Source data: Begin

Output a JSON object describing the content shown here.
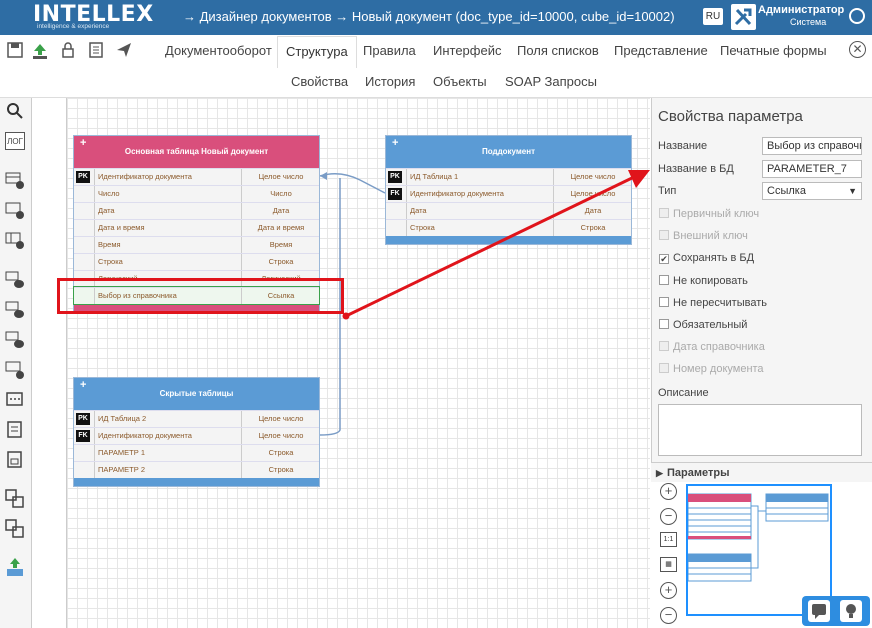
{
  "header": {
    "logo": "INTELLEX",
    "logo_tagline": "intelligence & experience",
    "breadcrumb": "→  Дизайнер документов  →  Новый документ (doc_type_id=10000, cube_id=10002)",
    "lang": "RU",
    "user_role": "Администратор",
    "user_sub": "Система"
  },
  "tabs": [
    "Документооборот",
    "Структура",
    "Правила",
    "Интерфейс",
    "Поля списков",
    "Представление",
    "Печатные формы"
  ],
  "active_tab": "Структура",
  "subtabs": [
    "Свойства",
    "История",
    "Объекты",
    "SOAP Запросы"
  ],
  "leftbar": {
    "log_label": "ЛОГ"
  },
  "tables": {
    "main": {
      "title": "Основная таблица Новый документ",
      "color": "#d94f7c",
      "rows": [
        {
          "key": "PK",
          "name": "Идентификатор документа",
          "type": "Целое число"
        },
        {
          "key": "",
          "name": "Число",
          "type": "Число"
        },
        {
          "key": "",
          "name": "Дата",
          "type": "Дата"
        },
        {
          "key": "",
          "name": "Дата и время",
          "type": "Дата и время"
        },
        {
          "key": "",
          "name": "Время",
          "type": "Время"
        },
        {
          "key": "",
          "name": "Строка",
          "type": "Строка"
        },
        {
          "key": "",
          "name": "Логический",
          "type": "Логический"
        },
        {
          "key": "",
          "name": "Выбор из справочника",
          "type": "Ссылка"
        }
      ]
    },
    "sub": {
      "title": "Поддокумент",
      "color": "#5b9bd5",
      "rows": [
        {
          "key": "PK",
          "name": "ИД Таблица 1",
          "type": "Целое число"
        },
        {
          "key": "FK",
          "name": "Идентификатор документа",
          "type": "Целое число"
        },
        {
          "key": "",
          "name": "Дата",
          "type": "Дата"
        },
        {
          "key": "",
          "name": "Строка",
          "type": "Строка"
        }
      ]
    },
    "hidden": {
      "title": "Скрытые таблицы",
      "color": "#5b9bd5",
      "rows": [
        {
          "key": "PK",
          "name": "ИД Таблица 2",
          "type": "Целое число"
        },
        {
          "key": "FK",
          "name": "Идентификатор документа",
          "type": "Целое число"
        },
        {
          "key": "",
          "name": "ПАРАМЕТР 1",
          "type": "Строка"
        },
        {
          "key": "",
          "name": "ПАРАМЕТР 2",
          "type": "Строка"
        }
      ]
    }
  },
  "props": {
    "title": "Свойства параметра",
    "name_label": "Название",
    "name_value": "Выбор из справочника",
    "dbname_label": "Название в БД",
    "dbname_value": "PARAMETER_7",
    "type_label": "Тип",
    "type_value": "Ссылка",
    "checkboxes": [
      {
        "label": "Первичный ключ",
        "checked": false,
        "disabled": true
      },
      {
        "label": "Внешний ключ",
        "checked": false,
        "disabled": true
      },
      {
        "label": "Сохранять в БД",
        "checked": true,
        "disabled": false
      },
      {
        "label": "Не копировать",
        "checked": false,
        "disabled": false
      },
      {
        "label": "Не пересчитывать",
        "checked": false,
        "disabled": false
      },
      {
        "label": "Обязательный",
        "checked": false,
        "disabled": false
      },
      {
        "label": "Дата справочника",
        "checked": false,
        "disabled": true
      },
      {
        "label": "Номер документа",
        "checked": false,
        "disabled": true
      }
    ],
    "desc_label": "Описание"
  },
  "params_section": "Параметры",
  "zoom_reset": "1:1"
}
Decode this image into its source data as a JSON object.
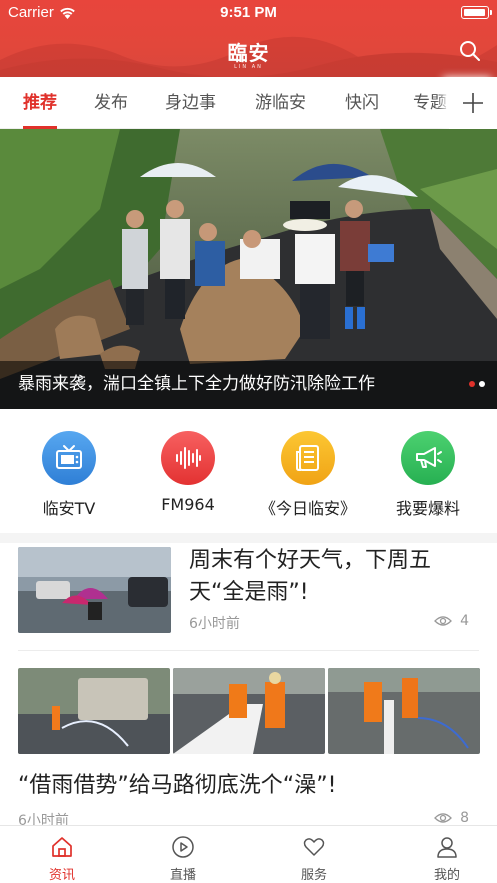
{
  "status_bar": {
    "carrier": "Carrier",
    "time": "9:51 PM"
  },
  "header": {
    "logo_text": "臨安",
    "logo_sub": "LIN  AN",
    "accent_color": "#e2473b"
  },
  "tabs": [
    {
      "label": "推荐",
      "active": true
    },
    {
      "label": "发布"
    },
    {
      "label": "身边事"
    },
    {
      "label": "游临安"
    },
    {
      "label": "快闪"
    },
    {
      "label": "专题"
    }
  ],
  "banner": {
    "caption": "暴雨来袭，湍口全镇上下全力做好防汛除险工作",
    "slide_count": 2,
    "active_slide": 1
  },
  "quick_links": [
    {
      "label": "临安TV",
      "icon": "tv-icon",
      "color": "#3d8fe0"
    },
    {
      "label": "FM964",
      "icon": "audio-wave-icon",
      "color": "#ee4444"
    },
    {
      "label": "《今日临安》",
      "icon": "newspaper-icon",
      "color": "#f5b01e"
    },
    {
      "label": "我要爆料",
      "icon": "megaphone-icon",
      "color": "#35c25f"
    }
  ],
  "articles": [
    {
      "title": "周末有个好天气，下周五天“全是雨”!",
      "time": "6小时前",
      "views": "4"
    },
    {
      "title": "“借雨借势”给马路彻底洗个“澡”!",
      "time": "6小时前",
      "views": "8"
    }
  ],
  "bottom_nav": [
    {
      "label": "资讯",
      "icon": "home-icon",
      "active": true
    },
    {
      "label": "直播",
      "icon": "play-circle-icon"
    },
    {
      "label": "服务",
      "icon": "heart-icon"
    },
    {
      "label": "我的",
      "icon": "user-icon"
    }
  ]
}
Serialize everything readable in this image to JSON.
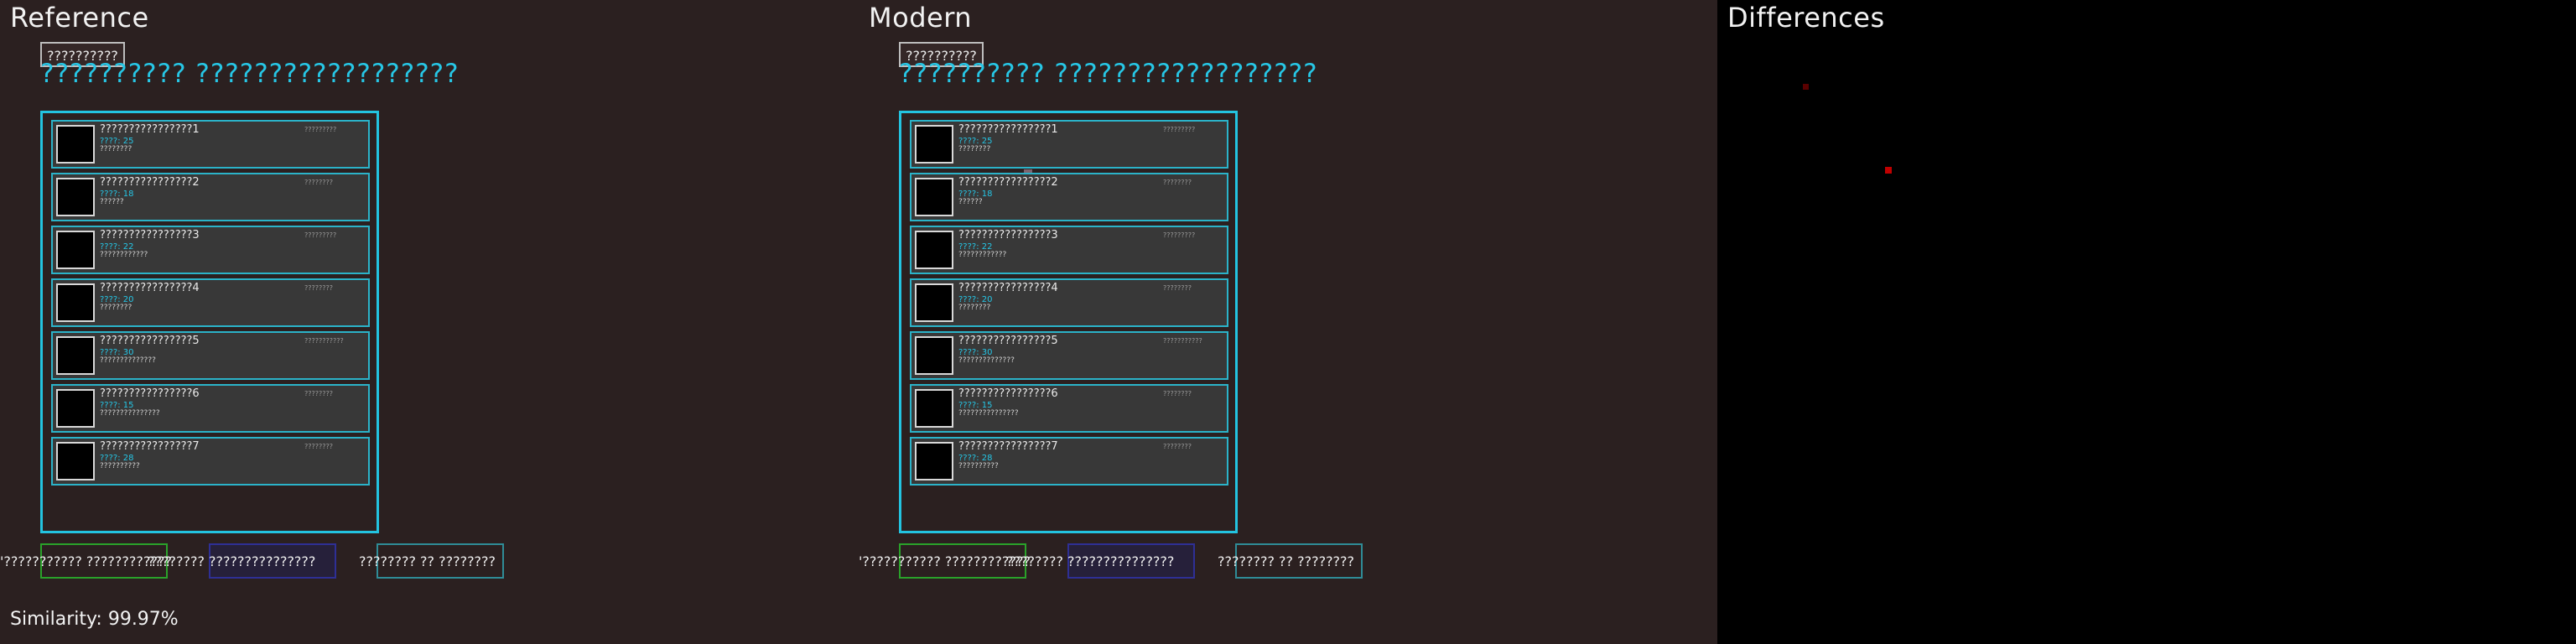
{
  "panels": {
    "reference_label": "Reference",
    "modern_label": "Modern",
    "differences_label": "Differences"
  },
  "top_button": "??????????",
  "heading": "?????????? ??????????????????",
  "cards": [
    {
      "title": "????????????????1",
      "sub": "????: 25",
      "desc": "????????",
      "meta": "?????????"
    },
    {
      "title": "????????????????2",
      "sub": "????: 18",
      "desc": "??????",
      "meta": "????????"
    },
    {
      "title": "????????????????3",
      "sub": "????: 22",
      "desc": "????????????",
      "meta": "?????????"
    },
    {
      "title": "????????????????4",
      "sub": "????: 20",
      "desc": "????????",
      "meta": "????????"
    },
    {
      "title": "????????????????5",
      "sub": "????: 30",
      "desc": "??????????????",
      "meta": "???????????"
    },
    {
      "title": "????????????????6",
      "sub": "????: 15",
      "desc": "???????????????",
      "meta": "????????"
    },
    {
      "title": "????????????????7",
      "sub": "????: 28",
      "desc": "??????????",
      "meta": "????????"
    }
  ],
  "bottom": {
    "label_left": "'??????????? ????????????",
    "label_middle": "???????? ???????????????",
    "label_right": "???????? ?? ????????"
  },
  "similarity": "Similarity:  99.97%"
}
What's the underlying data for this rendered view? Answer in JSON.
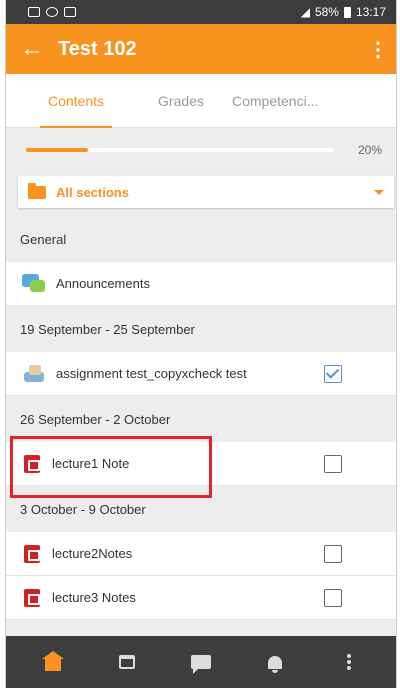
{
  "status_bar": {
    "battery": "58%",
    "time": "13:17"
  },
  "app_bar": {
    "back_icon": "arrow-left-icon",
    "title": "Test 102",
    "more_icon": "more-vert-icon"
  },
  "tabs": [
    {
      "label": "Contents",
      "active": true
    },
    {
      "label": "Grades",
      "active": false
    },
    {
      "label": "Competenci...",
      "active": false
    }
  ],
  "progress": {
    "value": 0.2,
    "label": "20%"
  },
  "section_selector": {
    "icon": "folder-icon",
    "selected": "All sections"
  },
  "sections": [
    {
      "header": "General",
      "items": [
        {
          "name": "Announcements",
          "icon": "forum-icon"
        }
      ]
    },
    {
      "header": "19 September - 25 September",
      "items": [
        {
          "name": "assignment test_copyxcheck test",
          "icon": "assignment-icon",
          "completion": "checked"
        }
      ]
    },
    {
      "header": "26 September - 2 October",
      "items": [
        {
          "name": "lecture1 Note",
          "icon": "pdf-icon",
          "completion": "unchecked"
        }
      ]
    },
    {
      "header": "3 October - 9 October",
      "items": [
        {
          "name": "lecture2Notes",
          "icon": "pdf-icon",
          "completion": "unchecked"
        },
        {
          "name": "lecture3 Notes",
          "icon": "pdf-icon",
          "completion": "unchecked"
        }
      ]
    }
  ],
  "colors": {
    "accent": "#f7931e",
    "highlight": "#e3232c",
    "check_blue": "#5b8fd6"
  },
  "bottom_nav": [
    {
      "icon": "home-icon",
      "active": true
    },
    {
      "icon": "calendar-icon",
      "active": false
    },
    {
      "icon": "messages-icon",
      "active": false
    },
    {
      "icon": "notifications-icon",
      "active": false
    },
    {
      "icon": "more-icon",
      "active": false
    }
  ]
}
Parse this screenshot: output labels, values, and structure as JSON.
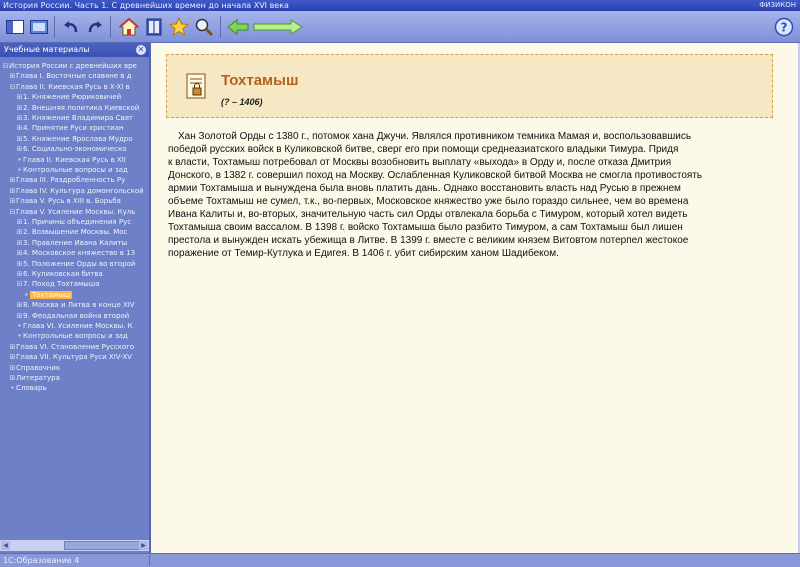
{
  "window": {
    "title": "История России. Часть 1. С древнейших времен до начала XVI века",
    "brand": "ФИЗИКОН"
  },
  "toolbar": {
    "buttons": [
      {
        "name": "toggle-sidebar",
        "icon": "panel-icon"
      },
      {
        "name": "fullscreen",
        "icon": "screen-icon"
      },
      {
        "name": "undo",
        "icon": "undo-icon"
      },
      {
        "name": "redo",
        "icon": "redo-icon"
      },
      {
        "name": "home",
        "icon": "home-icon"
      },
      {
        "name": "book",
        "icon": "book-icon"
      },
      {
        "name": "favorites",
        "icon": "star-icon"
      },
      {
        "name": "search",
        "icon": "magnifier-icon"
      },
      {
        "name": "back",
        "icon": "arrow-left-icon"
      },
      {
        "name": "forward",
        "icon": "arrow-right-icon"
      },
      {
        "name": "help",
        "icon": "help-icon"
      }
    ],
    "help_label": "?"
  },
  "sidebar": {
    "title": "Учебные материалы",
    "close_label": "✕",
    "tree": [
      {
        "mark": "⊟",
        "label": "История России с древнейших вре"
      },
      {
        "mark": "⊞",
        "label": "Глава I. Восточные славяне в д"
      },
      {
        "mark": "⊟",
        "label": "Глава II. Киевская Русь в X-XI в"
      },
      {
        "mark": "⊞",
        "label": "1. Княжение Рюриковичей"
      },
      {
        "mark": "⊞",
        "label": "2. Внешняя политика Киевской"
      },
      {
        "mark": "⊞",
        "label": "3. Княжение Владимира Свят"
      },
      {
        "mark": "⊞",
        "label": "4. Принятие Руси христиан"
      },
      {
        "mark": "⊞",
        "label": "5. Княжение Ярослава Мудро"
      },
      {
        "mark": "⊞",
        "label": "6. Социально-экономическо"
      },
      {
        "mark": "•",
        "label": "Глава II. Киевская Русь в XII"
      },
      {
        "mark": "•",
        "label": "Контрольные вопросы и зад"
      },
      {
        "mark": "⊞",
        "label": "Глава III. Раздробленность Ру"
      },
      {
        "mark": "⊞",
        "label": "Глава IV. Культура домонгольской"
      },
      {
        "mark": "⊞",
        "label": "Глава V. Русь в XIII в. Борьба"
      },
      {
        "mark": "⊟",
        "label": "Глава V. Усиление Москвы. Куль"
      },
      {
        "mark": "⊞",
        "label": "1. Причины объединения Рус"
      },
      {
        "mark": "⊞",
        "label": "2. Возвышение Москвы. Мос"
      },
      {
        "mark": "⊞",
        "label": "3. Правление Ивана Калиты"
      },
      {
        "mark": "⊞",
        "label": "4. Московское княжество в 13"
      },
      {
        "mark": "⊞",
        "label": "5. Положение Орды во второй"
      },
      {
        "mark": "⊞",
        "label": "6. Куликовская битва"
      },
      {
        "mark": "⊟",
        "label": "7. Поход Тохтамыша"
      },
      {
        "mark": "•",
        "label": "Тохтамыш"
      },
      {
        "mark": "⊞",
        "label": "8. Москва и Литва в конце XIV"
      },
      {
        "mark": "⊞",
        "label": "9. Феодальная война второй"
      },
      {
        "mark": "•",
        "label": "Глава VI. Усиление Москвы. К"
      },
      {
        "mark": "•",
        "label": "Контрольные вопросы и зад"
      },
      {
        "mark": "⊞",
        "label": "Глава VI. Становление Русского"
      },
      {
        "mark": "⊞",
        "label": "Глава VII. Культура Руси XIV-XV"
      },
      {
        "mark": "⊞",
        "label": "Справочник"
      },
      {
        "mark": "⊞",
        "label": "Литература"
      },
      {
        "mark": "•",
        "label": "Словарь"
      }
    ],
    "selected_index": 22
  },
  "article": {
    "title": "Тохтамыш",
    "dates": "(? – 1406)",
    "lines": [
      "Хан Золотой Орды с 1380 г., потомок хана Джучи. Являлся противником темника Мамая и, воспользовавшись",
      "победой русских войск в Куликовской битве, сверг его при помощи среднеазиатского владыки Тимура. Придя",
      "к власти, Тохтамыш потребовал от Москвы возобновить выплату «выхода» в Орду и, после отказа Дмитрия",
      "Донского, в 1382 г. совершил поход на Москву. Ослабленная Куликовской битвой Москва не смогла противостоять",
      "армии Тохтамыша и вынуждена была вновь платить дань. Однако восстановить власть над Русью в прежнем",
      "объеме Тохтамыш не сумел, т.к., во-первых, Московское княжество уже было гораздо сильнее, чем во времена",
      "Ивана Калиты и, во-вторых, значительную часть сил Орды отвлекала борьба с Тимуром, который хотел видеть",
      "Тохтамыша своим вассалом. В 1398 г. войско Тохтамыша было разбито Тимуром, а сам Тохтамыш был лишен",
      "престола и вынужден искать убежища в Литве. В 1399 г. вместе с великим князем Витовтом потерпел жестокое",
      "поражение от Темир-Кутлука и Едигея. В 1406 г. убит сибирским ханом Шадибеком."
    ]
  },
  "statusbar": {
    "text": "1С:Образование 4"
  },
  "colors": {
    "accent_orange": "#b6621d",
    "selection": "#ffb443",
    "sidebar_bg": "#6d80c8",
    "content_bg": "#fdf9e9"
  }
}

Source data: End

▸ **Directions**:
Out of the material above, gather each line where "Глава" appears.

▸ **Response box**:
        "label": "Глава I. Восточные славяне в д"
        "label": "Глава II. Киевская Русь в X-XI в"
        "label": "Глава II. Киевская Русь в XII"
        "label": "Глава III. Раздробленность Ру"
        "label": "Глава IV. Культура домонгольской"
        "label": "Глава V. Русь в XIII в. Борьба"
        "label": "Глава V. Усиление Москвы. Куль"
        "label": "Глава VI. Усиление Москвы. К"
        "label": "Глава VI. Становление Русского"
        "label": "Глава VII. Культура Руси XIV-XV"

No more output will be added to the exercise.